At this point I am not sure what causes this timeout problem, since it only occurs with one specific FTP server. Strange side fact: Other users are not reporting any symptoms of this kind on this server.

Anyhow, settings the max. concurrent upload count to 1 fixed the problem – for now.

Emulate sleep-command in Windows batch files

Windows’ command line is not shipped with pre-installed sleep functionality, or at least I was unable to find it on older systems such as the target system (Windows 2003 server) I had to use.

The main goal of the task was to restart a (Windows) service on a regular basis. In order to give the service shutdown sequence some time to complete before being started again I wanted to integrate some seconds of sleep time. Unfortunately, the target Windows 2003 server did not have a built-in sleep command. After some thought I recalled the Windows 2003 resource toolkit and hoped to find the missing functionality in there – with success!

sleep.exe offered everything I needed to implement the sleep functionality for the service restart batch file. Simply download and install the toolkit from Microsoft’s homepage and it will add itself to the PATH.

The final solution is shown in the following:

net stop service xyz
sleep.exe 10
net start service xyz

An optimization for this script would be for instance to check in advance if the service is started. For more information have a look at these solutions.

How to control error pages in WordPress

By default WordPress searches for error pages, such as error 404 (file not found) or error 403 (permission denied), in the current active theme (e.g. 404.php or 403.php). If the theme does not provide default error pages WordPress’ built-in ones will be used instead.

Since I tend to deploy other web applications alongside WordPress, my overall goal was to have the same error pages independent of the application context in order to achieve a standardized representation. Thus, for instance if a page cannot be found the current WordPress layout will be used to present the error.

Using Apache default error pages can be controlled via .htaccess files. So first, create these custom links to your error pages:

ErrorDocument 403 http://your.server/error-403-permission-denied
ErrorDocument 404 http://your.server/error-404-file-not-found
ErrorDocument 500 http://your.server/error-500-internal-server-error

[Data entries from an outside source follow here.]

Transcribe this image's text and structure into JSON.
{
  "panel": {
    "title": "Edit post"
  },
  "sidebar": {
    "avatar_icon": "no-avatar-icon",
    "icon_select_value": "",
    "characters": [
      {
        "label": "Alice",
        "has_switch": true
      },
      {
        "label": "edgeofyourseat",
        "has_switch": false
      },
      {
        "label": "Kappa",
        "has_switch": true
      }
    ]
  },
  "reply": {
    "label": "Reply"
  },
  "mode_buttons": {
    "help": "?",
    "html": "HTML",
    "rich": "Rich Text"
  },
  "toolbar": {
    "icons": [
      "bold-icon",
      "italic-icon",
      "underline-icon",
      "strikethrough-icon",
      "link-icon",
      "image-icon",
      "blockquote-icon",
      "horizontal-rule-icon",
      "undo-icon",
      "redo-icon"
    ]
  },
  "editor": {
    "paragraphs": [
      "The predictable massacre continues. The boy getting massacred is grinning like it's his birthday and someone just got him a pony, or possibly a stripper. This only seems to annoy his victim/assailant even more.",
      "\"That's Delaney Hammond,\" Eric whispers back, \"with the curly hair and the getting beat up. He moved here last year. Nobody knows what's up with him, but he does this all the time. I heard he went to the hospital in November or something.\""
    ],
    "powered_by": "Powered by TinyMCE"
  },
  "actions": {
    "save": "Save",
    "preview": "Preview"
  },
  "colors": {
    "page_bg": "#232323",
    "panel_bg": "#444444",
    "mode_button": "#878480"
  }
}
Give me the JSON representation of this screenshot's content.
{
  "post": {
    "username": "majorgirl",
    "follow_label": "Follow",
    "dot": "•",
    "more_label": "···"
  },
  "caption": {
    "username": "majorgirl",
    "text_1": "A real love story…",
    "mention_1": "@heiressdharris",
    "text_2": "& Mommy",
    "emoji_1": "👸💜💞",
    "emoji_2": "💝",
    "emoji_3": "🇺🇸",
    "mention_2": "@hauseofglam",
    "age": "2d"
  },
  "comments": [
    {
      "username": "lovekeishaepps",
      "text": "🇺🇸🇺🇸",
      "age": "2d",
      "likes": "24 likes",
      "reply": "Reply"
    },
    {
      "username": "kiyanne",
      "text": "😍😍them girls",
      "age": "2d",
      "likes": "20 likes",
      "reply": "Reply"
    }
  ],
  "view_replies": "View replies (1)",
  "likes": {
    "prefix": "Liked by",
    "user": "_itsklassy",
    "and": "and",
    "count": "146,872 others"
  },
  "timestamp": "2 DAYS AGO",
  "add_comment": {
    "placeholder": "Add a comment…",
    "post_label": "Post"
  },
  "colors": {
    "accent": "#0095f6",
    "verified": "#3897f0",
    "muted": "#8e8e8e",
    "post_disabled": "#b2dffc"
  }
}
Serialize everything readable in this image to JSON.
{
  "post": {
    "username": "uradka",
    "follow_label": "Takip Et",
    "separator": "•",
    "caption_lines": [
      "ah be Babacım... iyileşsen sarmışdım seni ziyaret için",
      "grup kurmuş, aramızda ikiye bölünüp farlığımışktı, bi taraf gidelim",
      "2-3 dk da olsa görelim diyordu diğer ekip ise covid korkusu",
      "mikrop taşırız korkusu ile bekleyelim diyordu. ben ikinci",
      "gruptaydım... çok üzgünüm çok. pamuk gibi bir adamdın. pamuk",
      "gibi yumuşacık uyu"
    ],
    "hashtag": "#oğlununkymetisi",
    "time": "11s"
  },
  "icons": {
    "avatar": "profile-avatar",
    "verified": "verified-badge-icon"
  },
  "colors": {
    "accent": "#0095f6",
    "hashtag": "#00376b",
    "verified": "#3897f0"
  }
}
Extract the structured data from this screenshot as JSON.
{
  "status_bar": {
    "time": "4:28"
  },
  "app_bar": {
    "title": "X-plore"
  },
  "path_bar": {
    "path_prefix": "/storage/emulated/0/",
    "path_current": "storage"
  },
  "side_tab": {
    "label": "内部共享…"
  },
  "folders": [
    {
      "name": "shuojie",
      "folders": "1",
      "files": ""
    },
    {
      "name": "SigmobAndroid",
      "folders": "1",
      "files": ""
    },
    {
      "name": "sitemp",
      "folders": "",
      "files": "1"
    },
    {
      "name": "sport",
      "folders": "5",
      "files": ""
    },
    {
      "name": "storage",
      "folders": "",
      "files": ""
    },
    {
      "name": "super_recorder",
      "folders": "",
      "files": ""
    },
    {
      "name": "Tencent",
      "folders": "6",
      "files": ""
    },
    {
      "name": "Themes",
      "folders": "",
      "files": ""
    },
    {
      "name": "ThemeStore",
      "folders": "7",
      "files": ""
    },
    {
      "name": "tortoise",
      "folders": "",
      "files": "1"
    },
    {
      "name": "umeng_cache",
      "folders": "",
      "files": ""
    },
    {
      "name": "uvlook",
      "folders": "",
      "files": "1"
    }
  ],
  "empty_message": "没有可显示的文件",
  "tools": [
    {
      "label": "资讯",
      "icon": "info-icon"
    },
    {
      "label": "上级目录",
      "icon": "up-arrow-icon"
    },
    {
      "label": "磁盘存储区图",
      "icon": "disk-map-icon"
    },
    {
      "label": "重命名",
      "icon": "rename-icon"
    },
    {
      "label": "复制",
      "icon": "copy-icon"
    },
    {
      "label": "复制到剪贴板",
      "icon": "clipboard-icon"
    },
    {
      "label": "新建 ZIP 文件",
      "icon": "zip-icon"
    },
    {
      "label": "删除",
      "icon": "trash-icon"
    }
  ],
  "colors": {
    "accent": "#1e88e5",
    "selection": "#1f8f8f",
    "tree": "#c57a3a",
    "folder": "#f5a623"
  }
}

The next step is to create these WordPress error pages:


Finally, in your currently active theme create the corresponding error pages:


Finally, all you need to do is to redirect to the link specified in .htaccess inside your theme’s error pages, e.g. for 404.php:

header('Location: http://your.server/error-404-file-not-found');

That’s it. Now you have a standard layout for error pages independent of the application context on your server.

You can try it on this site by requesting a non-existing file, such as

Further improvements could be made for sites with multiple languages, for instance by prepending the language when redirecting via the corresponding error pages.